Top of Task material
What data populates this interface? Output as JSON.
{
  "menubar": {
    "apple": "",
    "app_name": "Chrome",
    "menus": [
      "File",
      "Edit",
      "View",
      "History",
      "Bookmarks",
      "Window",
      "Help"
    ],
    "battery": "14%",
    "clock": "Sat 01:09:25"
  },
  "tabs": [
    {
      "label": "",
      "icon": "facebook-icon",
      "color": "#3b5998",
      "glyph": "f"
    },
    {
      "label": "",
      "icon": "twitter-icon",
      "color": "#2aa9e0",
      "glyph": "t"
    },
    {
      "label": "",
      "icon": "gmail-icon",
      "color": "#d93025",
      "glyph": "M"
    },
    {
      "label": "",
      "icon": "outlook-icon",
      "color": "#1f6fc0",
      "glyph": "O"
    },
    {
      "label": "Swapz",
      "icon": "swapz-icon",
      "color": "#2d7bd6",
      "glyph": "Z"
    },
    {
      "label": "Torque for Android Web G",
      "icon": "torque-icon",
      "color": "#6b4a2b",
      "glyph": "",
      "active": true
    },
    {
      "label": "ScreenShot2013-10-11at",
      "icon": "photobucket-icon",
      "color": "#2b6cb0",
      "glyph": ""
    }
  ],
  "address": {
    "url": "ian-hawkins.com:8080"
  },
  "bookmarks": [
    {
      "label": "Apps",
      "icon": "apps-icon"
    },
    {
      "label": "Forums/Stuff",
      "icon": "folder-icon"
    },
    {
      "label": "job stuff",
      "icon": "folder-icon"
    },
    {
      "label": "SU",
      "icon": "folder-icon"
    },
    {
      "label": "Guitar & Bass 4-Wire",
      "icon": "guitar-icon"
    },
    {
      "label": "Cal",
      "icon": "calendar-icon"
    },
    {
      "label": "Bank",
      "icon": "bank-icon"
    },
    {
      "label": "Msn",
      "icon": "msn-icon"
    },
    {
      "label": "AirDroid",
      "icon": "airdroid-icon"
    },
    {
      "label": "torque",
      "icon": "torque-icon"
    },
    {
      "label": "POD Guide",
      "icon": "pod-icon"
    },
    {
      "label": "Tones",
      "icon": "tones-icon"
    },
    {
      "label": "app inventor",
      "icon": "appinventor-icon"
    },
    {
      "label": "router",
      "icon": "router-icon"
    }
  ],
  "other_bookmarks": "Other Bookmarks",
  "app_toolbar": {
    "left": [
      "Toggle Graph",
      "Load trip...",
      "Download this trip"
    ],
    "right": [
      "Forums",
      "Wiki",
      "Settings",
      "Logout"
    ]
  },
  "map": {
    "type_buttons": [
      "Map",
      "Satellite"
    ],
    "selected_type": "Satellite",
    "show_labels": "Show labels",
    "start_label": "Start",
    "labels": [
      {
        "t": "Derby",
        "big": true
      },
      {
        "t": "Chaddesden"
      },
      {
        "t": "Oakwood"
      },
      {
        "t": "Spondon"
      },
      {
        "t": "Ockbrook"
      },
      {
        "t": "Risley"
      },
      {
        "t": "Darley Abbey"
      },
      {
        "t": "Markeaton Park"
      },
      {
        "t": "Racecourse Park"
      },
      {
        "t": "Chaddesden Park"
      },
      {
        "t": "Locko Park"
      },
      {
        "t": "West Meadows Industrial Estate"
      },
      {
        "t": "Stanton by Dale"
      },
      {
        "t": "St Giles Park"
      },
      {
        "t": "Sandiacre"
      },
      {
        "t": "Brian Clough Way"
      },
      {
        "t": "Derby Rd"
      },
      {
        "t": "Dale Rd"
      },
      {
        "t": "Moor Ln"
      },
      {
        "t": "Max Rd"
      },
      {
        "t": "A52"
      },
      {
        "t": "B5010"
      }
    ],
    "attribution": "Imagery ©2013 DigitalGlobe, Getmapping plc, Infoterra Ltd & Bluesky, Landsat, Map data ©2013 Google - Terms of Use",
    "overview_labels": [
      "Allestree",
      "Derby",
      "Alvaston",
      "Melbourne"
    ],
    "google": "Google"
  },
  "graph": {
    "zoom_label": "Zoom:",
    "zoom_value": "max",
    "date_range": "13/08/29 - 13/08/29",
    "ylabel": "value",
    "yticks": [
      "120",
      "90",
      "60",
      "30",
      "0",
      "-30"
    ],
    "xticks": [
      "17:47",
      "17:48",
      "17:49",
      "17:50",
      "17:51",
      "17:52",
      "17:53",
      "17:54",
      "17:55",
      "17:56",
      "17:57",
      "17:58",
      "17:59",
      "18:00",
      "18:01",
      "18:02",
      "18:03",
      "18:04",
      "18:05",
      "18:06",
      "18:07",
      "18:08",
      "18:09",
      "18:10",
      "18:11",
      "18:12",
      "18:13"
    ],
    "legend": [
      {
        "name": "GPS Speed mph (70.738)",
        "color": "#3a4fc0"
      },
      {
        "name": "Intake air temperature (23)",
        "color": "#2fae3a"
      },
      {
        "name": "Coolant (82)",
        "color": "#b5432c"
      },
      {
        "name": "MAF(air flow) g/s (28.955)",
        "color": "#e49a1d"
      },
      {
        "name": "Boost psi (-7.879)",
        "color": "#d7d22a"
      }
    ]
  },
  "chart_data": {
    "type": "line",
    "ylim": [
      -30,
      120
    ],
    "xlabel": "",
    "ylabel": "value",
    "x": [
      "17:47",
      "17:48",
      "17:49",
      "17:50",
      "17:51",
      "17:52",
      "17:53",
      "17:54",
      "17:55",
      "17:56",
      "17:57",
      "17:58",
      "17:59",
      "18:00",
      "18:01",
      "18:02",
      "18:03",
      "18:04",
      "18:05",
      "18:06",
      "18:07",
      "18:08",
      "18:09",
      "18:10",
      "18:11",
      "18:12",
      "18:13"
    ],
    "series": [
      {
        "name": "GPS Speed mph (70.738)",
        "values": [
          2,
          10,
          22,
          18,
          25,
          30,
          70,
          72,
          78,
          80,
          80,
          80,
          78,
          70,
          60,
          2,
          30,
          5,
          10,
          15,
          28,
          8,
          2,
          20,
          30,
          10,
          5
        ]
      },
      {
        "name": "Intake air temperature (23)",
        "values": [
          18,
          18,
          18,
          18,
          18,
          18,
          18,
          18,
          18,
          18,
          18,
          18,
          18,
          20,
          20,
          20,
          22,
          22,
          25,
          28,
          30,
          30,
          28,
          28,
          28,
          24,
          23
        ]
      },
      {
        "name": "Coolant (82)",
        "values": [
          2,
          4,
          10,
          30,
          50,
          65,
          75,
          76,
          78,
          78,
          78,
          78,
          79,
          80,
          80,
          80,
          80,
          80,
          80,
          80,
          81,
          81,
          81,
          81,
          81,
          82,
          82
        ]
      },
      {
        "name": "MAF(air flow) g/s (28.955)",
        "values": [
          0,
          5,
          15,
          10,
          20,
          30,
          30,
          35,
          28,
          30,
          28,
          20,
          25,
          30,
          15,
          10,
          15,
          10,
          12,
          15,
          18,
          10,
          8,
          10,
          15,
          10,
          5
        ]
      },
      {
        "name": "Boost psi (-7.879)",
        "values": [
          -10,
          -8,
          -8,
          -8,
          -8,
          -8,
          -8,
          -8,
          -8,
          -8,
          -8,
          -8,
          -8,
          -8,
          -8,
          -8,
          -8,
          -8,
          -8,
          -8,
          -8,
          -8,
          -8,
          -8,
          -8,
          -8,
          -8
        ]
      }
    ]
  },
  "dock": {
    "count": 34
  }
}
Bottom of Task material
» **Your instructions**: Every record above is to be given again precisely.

» **Output of the exercise**:
What data populates this interface? Output as JSON.
{
  "menubar": {
    "apple": "",
    "app_name": "Chrome",
    "menus": [
      "File",
      "Edit",
      "View",
      "History",
      "Bookmarks",
      "Window",
      "Help"
    ],
    "battery": "14%",
    "clock": "Sat 01:09:25"
  },
  "tabs": [
    {
      "label": "",
      "icon": "facebook-icon",
      "color": "#3b5998",
      "glyph": "f"
    },
    {
      "label": "",
      "icon": "twitter-icon",
      "color": "#2aa9e0",
      "glyph": "t"
    },
    {
      "label": "",
      "icon": "gmail-icon",
      "color": "#d93025",
      "glyph": "M"
    },
    {
      "label": "",
      "icon": "outlook-icon",
      "color": "#1f6fc0",
      "glyph": "O"
    },
    {
      "label": "Swapz",
      "icon": "swapz-icon",
      "color": "#2d7bd6",
      "glyph": "Z"
    },
    {
      "label": "Torque for Android Web G",
      "icon": "torque-icon",
      "color": "#6b4a2b",
      "glyph": "",
      "active": true
    },
    {
      "label": "ScreenShot2013-10-11at",
      "icon": "photobucket-icon",
      "color": "#2b6cb0",
      "glyph": ""
    }
  ],
  "address": {
    "url": "ian-hawkins.com:8080"
  },
  "bookmarks": [
    {
      "label": "Apps",
      "icon": "apps-icon"
    },
    {
      "label": "Forums/Stuff",
      "icon": "folder-icon"
    },
    {
      "label": "job stuff",
      "icon": "folder-icon"
    },
    {
      "label": "SU",
      "icon": "folder-icon"
    },
    {
      "label": "Guitar & Bass 4-Wire",
      "icon": "guitar-icon"
    },
    {
      "label": "Cal",
      "icon": "calendar-icon"
    },
    {
      "label": "Bank",
      "icon": "bank-icon"
    },
    {
      "label": "Msn",
      "icon": "msn-icon"
    },
    {
      "label": "AirDroid",
      "icon": "airdroid-icon"
    },
    {
      "label": "torque",
      "icon": "torque-icon"
    },
    {
      "label": "POD Guide",
      "icon": "pod-icon"
    },
    {
      "label": "Tones",
      "icon": "tones-icon"
    },
    {
      "label": "app inventor",
      "icon": "appinventor-icon"
    },
    {
      "label": "router",
      "icon": "router-icon"
    }
  ],
  "other_bookmarks": "Other Bookmarks",
  "app_toolbar": {
    "left": [
      "Toggle Graph",
      "Load trip...",
      "Download this trip"
    ],
    "right": [
      "Forums",
      "Wiki",
      "Settings",
      "Logout"
    ]
  },
  "map": {
    "type_buttons": [
      "Map",
      "Satellite"
    ],
    "selected_type": "Satellite",
    "show_labels": "Show labels",
    "start_label": "Start",
    "labels": [
      {
        "t": "Derby",
        "big": true
      },
      {
        "t": "Chaddesden"
      },
      {
        "t": "Oakwood"
      },
      {
        "t": "Spondon"
      },
      {
        "t": "Ockbrook"
      },
      {
        "t": "Risley"
      },
      {
        "t": "Darley Abbey"
      },
      {
        "t": "Markeaton Park"
      },
      {
        "t": "Racecourse Park"
      },
      {
        "t": "Chaddesden Park"
      },
      {
        "t": "Locko Park"
      },
      {
        "t": "West Meadows Industrial Estate"
      },
      {
        "t": "Stanton by Dale"
      },
      {
        "t": "St Giles Park"
      },
      {
        "t": "Sandiacre"
      },
      {
        "t": "Brian Clough Way"
      },
      {
        "t": "Derby Rd"
      },
      {
        "t": "Dale Rd"
      },
      {
        "t": "Moor Ln"
      },
      {
        "t": "Max Rd"
      },
      {
        "t": "A52"
      },
      {
        "t": "B5010"
      }
    ],
    "attribution": "Imagery ©2013 DigitalGlobe, Getmapping plc, Infoterra Ltd & Bluesky, Landsat, Map data ©2013 Google - Terms of Use",
    "overview_labels": [
      "Allestree",
      "Derby",
      "Alvaston",
      "Melbourne"
    ],
    "google": "Google"
  },
  "graph": {
    "zoom_label": "Zoom:",
    "zoom_value": "max",
    "date_range": "13/08/29 - 13/08/29",
    "ylabel": "value",
    "yticks": [
      "120",
      "90",
      "60",
      "30",
      "0",
      "-30"
    ],
    "xticks": [
      "17:47",
      "17:48",
      "17:49",
      "17:50",
      "17:51",
      "17:52",
      "17:53",
      "17:54",
      "17:55",
      "17:56",
      "17:57",
      "17:58",
      "17:59",
      "18:00",
      "18:01",
      "18:02",
      "18:03",
      "18:04",
      "18:05",
      "18:06",
      "18:07",
      "18:08",
      "18:09",
      "18:10",
      "18:11",
      "18:12",
      "18:13"
    ],
    "legend": [
      {
        "name": "GPS Speed mph (70.738)",
        "color": "#3a4fc0"
      },
      {
        "name": "Intake air temperature (23)",
        "color": "#2fae3a"
      },
      {
        "name": "Coolant (82)",
        "color": "#b5432c"
      },
      {
        "name": "MAF(air flow) g/s (28.955)",
        "color": "#e49a1d"
      },
      {
        "name": "Boost psi (-7.879)",
        "color": "#d7d22a"
      }
    ]
  },
  "chart_data": {
    "type": "line",
    "ylim": [
      -30,
      120
    ],
    "xlabel": "",
    "ylabel": "value",
    "x": [
      "17:47",
      "17:48",
      "17:49",
      "17:50",
      "17:51",
      "17:52",
      "17:53",
      "17:54",
      "17:55",
      "17:56",
      "17:57",
      "17:58",
      "17:59",
      "18:00",
      "18:01",
      "18:02",
      "18:03",
      "18:04",
      "18:05",
      "18:06",
      "18:07",
      "18:08",
      "18:09",
      "18:10",
      "18:11",
      "18:12",
      "18:13"
    ],
    "series": [
      {
        "name": "GPS Speed mph (70.738)",
        "values": [
          2,
          10,
          22,
          18,
          25,
          30,
          70,
          72,
          78,
          80,
          80,
          80,
          78,
          70,
          60,
          2,
          30,
          5,
          10,
          15,
          28,
          8,
          2,
          20,
          30,
          10,
          5
        ]
      },
      {
        "name": "Intake air temperature (23)",
        "values": [
          18,
          18,
          18,
          18,
          18,
          18,
          18,
          18,
          18,
          18,
          18,
          18,
          18,
          20,
          20,
          20,
          22,
          22,
          25,
          28,
          30,
          30,
          28,
          28,
          28,
          24,
          23
        ]
      },
      {
        "name": "Coolant (82)",
        "values": [
          2,
          4,
          10,
          30,
          50,
          65,
          75,
          76,
          78,
          78,
          78,
          78,
          79,
          80,
          80,
          80,
          80,
          80,
          80,
          80,
          81,
          81,
          81,
          81,
          81,
          82,
          82
        ]
      },
      {
        "name": "MAF(air flow) g/s (28.955)",
        "values": [
          0,
          5,
          15,
          10,
          20,
          30,
          30,
          35,
          28,
          30,
          28,
          20,
          25,
          30,
          15,
          10,
          15,
          10,
          12,
          15,
          18,
          10,
          8,
          10,
          15,
          10,
          5
        ]
      },
      {
        "name": "Boost psi (-7.879)",
        "values": [
          -10,
          -8,
          -8,
          -8,
          -8,
          -8,
          -8,
          -8,
          -8,
          -8,
          -8,
          -8,
          -8,
          -8,
          -8,
          -8,
          -8,
          -8,
          -8,
          -8,
          -8,
          -8,
          -8,
          -8,
          -8,
          -8,
          -8
        ]
      }
    ]
  },
  "dock": {
    "count": 34
  }
}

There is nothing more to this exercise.